Preparing for your appointment

In most cases, your child is diagnosed with hypospadias while still in the hospital after birth. You'll likely be referred to a pediatric urologist. Here's some information to help you get ready for your appointment.

What you can do

Before the appointment:

  • Ask a family member or friend to go with you a trusted companion can help you remember information and provide support.
  • Make a list of questions to ask your doctor.

Questions to ask might include:

  • Does my child need to have surgery?
  • When is the best time for surgery?
  • What are the risks associated with this surgery?
  • What happens if my child doesn't have the surgery?
  • Will this condition affect my child's fertility or sexual function later in life?
  • What is the likelihood of future children having the same condition?
  • Are there any brochures or other printed material that I can have?
  • What websites do you recommend?

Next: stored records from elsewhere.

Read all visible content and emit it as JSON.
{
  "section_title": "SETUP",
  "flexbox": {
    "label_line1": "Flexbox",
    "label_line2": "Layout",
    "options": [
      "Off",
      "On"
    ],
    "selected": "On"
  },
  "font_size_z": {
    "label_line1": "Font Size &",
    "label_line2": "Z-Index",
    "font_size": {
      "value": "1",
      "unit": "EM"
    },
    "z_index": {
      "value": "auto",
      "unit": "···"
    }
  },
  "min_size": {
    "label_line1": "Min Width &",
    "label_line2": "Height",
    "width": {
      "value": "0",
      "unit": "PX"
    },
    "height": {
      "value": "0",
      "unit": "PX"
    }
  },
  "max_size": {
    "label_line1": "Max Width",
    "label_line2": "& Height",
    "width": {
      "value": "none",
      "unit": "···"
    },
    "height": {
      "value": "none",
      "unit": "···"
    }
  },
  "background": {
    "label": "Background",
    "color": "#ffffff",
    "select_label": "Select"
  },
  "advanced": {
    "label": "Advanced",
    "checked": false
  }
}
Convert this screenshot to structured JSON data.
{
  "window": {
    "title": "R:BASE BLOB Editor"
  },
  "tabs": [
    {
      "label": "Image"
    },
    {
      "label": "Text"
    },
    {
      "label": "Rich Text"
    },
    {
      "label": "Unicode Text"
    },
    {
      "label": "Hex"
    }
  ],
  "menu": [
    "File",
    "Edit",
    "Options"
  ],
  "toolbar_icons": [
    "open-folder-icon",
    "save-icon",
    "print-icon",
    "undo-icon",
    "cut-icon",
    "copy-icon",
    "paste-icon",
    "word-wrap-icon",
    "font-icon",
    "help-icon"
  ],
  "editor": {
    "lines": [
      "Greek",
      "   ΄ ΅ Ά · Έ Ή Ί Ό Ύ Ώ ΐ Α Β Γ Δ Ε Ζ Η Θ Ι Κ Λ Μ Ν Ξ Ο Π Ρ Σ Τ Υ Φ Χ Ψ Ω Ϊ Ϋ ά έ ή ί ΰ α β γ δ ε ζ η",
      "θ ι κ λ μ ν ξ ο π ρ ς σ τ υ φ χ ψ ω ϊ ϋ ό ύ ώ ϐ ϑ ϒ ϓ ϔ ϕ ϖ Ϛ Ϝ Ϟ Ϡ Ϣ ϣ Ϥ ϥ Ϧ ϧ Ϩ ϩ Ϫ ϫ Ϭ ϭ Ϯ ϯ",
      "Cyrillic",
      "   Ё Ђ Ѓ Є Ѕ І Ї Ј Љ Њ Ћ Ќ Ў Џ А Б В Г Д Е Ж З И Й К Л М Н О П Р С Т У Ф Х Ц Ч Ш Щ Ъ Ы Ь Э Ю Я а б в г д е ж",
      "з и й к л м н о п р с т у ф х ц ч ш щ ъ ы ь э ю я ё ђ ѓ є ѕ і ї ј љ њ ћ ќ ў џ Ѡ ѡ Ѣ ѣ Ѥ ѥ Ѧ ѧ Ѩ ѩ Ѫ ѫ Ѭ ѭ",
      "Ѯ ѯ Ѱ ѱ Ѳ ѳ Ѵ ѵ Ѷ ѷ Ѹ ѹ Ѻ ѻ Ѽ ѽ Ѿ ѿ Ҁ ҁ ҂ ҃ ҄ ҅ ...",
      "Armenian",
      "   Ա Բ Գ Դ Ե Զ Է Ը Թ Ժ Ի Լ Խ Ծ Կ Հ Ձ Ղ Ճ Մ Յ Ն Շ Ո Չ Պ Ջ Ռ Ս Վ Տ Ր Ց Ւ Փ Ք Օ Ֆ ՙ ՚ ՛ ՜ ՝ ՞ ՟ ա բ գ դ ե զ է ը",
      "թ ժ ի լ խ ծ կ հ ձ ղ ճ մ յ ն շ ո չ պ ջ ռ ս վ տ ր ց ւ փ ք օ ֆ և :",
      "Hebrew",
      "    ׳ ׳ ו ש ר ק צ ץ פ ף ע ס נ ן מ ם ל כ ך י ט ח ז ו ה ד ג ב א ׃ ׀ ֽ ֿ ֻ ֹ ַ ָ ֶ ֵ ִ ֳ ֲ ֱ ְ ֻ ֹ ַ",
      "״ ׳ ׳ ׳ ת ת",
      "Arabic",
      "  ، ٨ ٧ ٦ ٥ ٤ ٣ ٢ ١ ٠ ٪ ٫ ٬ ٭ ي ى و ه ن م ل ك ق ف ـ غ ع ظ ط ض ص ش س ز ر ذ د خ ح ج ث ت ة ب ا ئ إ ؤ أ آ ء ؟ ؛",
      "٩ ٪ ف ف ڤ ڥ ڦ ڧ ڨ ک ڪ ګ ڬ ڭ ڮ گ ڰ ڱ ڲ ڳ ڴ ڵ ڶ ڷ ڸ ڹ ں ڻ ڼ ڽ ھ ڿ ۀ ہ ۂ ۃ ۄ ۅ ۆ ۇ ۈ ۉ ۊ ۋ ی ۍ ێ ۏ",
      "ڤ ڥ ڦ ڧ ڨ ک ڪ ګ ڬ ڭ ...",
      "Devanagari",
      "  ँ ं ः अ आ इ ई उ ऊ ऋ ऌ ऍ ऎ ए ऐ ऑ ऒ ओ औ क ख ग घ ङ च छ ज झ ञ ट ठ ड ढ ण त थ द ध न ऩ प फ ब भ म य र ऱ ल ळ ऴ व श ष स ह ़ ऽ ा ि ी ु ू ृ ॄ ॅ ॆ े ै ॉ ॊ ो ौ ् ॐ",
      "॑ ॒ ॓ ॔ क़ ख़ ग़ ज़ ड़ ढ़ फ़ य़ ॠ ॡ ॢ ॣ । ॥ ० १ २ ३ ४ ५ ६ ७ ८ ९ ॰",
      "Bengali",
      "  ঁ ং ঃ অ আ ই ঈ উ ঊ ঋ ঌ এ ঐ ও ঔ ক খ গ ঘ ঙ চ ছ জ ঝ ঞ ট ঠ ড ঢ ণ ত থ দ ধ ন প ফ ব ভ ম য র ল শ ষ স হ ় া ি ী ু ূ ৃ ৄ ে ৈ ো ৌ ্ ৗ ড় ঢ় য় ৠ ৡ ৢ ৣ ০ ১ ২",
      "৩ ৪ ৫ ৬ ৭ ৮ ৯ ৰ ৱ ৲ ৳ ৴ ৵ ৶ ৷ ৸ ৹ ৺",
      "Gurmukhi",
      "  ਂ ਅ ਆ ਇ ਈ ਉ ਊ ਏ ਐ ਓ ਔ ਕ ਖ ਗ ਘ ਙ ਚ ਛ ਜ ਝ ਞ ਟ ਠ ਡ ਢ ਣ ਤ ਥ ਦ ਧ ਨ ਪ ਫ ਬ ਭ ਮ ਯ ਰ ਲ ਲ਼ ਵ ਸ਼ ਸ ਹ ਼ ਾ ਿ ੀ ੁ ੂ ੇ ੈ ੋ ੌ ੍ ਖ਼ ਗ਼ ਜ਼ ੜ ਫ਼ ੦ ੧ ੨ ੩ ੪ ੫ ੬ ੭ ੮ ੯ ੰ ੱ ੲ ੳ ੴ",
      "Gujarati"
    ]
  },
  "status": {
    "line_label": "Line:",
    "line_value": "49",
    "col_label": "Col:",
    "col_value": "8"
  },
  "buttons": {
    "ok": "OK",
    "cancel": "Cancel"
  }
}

Don't hesitate to ask other questions during the appointment.

What to expect from your doctor

Be ready to answer questions from your baby's doctor, such as:

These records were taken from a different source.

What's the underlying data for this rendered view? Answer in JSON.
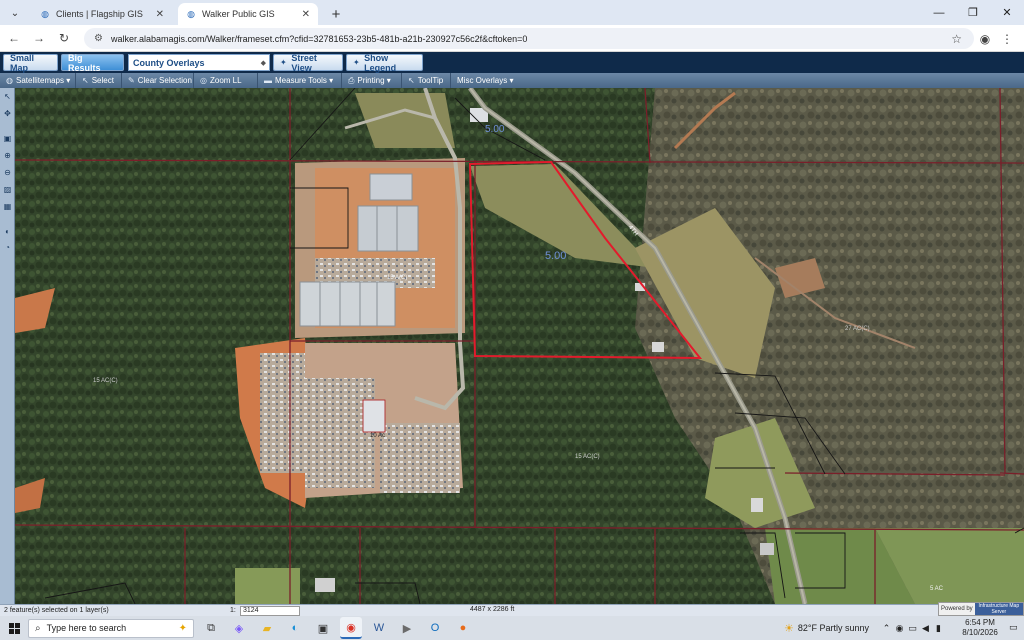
{
  "browser": {
    "tabs": [
      {
        "title": "Clients | Flagship GIS",
        "active": false
      },
      {
        "title": "Walker Public GIS",
        "active": true
      }
    ],
    "url": "walker.alabamagis.com/Walker/frameset.cfm?cfid=32781653-23b5-481b-a21b-230927c56c2f&cftoken=0"
  },
  "gis_toolbar": {
    "small_map": "Small Map",
    "big_results": "Big Results",
    "overlay_select": "County Overlays",
    "street_view": "Street View",
    "show_legend": "Show Legend"
  },
  "tools": {
    "satellitemaps": "Satellitemaps ▾",
    "select": "Select",
    "clear_selection": "Clear Selection",
    "zoom_ll": "Zoom LL",
    "measure_tools": "Measure Tools ▾",
    "printing": "Printing ▾",
    "tooltip": "ToolTip",
    "misc_overlays": "Misc Overlays ▾"
  },
  "map": {
    "labels": {
      "acres_selected": "5.00",
      "acres_ne": "5.00",
      "lbl_west": "15 AC(C)",
      "lbl_center": "10 Ac",
      "lbl_south": "15 AC(C)",
      "lbl_east": "27 AC(C)",
      "lbl_yard": "15 A(C)",
      "lbl_bottom_right": "5 AC",
      "lbl_road": "4TH"
    }
  },
  "status": {
    "selection": "2 feature(s) selected on 1 layer(s)",
    "scale_label": "1:",
    "scale_value": "3124",
    "dimensions": "4487 x 2286 ft",
    "powered_by": "Powered by",
    "powered_brand": "Infrastructure Map Server"
  },
  "taskbar": {
    "search_placeholder": "Type here to search",
    "weather_temp": "82°F",
    "weather_desc": "Partly sunny",
    "time": "6:54 PM",
    "date": "8/10/2026"
  }
}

  • Has anyone else in your family been diagnosed with hypospadias?
  • Does your child's penis curve downward during an erection?
  • Have you noticed any abnormal spraying when your child urinates?
June 07, 2017
  1. Baskin LS. Hypospadias. Accessed Aug. 14, 2016.
  2. Kliegman RM, et al. Anomalies of the penis and urethra. In: Nelson Textbook of Pediatrics. 20th ed. Philadelphia, Pa.: Elsevier; 2016. Accessed Aug. 14, 2016.
  3. Epispadias and hypospadias. American Urological Association. Accessed Aug. 14, 2016.
  4. Facts about hypospadias. Centers for Disease Control and Prevention. Accessed Aug. 14, 2016.
  5. Bouty A, et al. The genetic and environmental factors underlying hypospadias. Sexual Development. 2015;9:239.
  6. Riggin EA. Allscripts EPSi. Mayo Clinic, Rochester, Minn. July 26, 2016.
  7. Granberg CF (expert opinion). Mayo Clinic, Rochester, Minn. Sept. 28, 2016.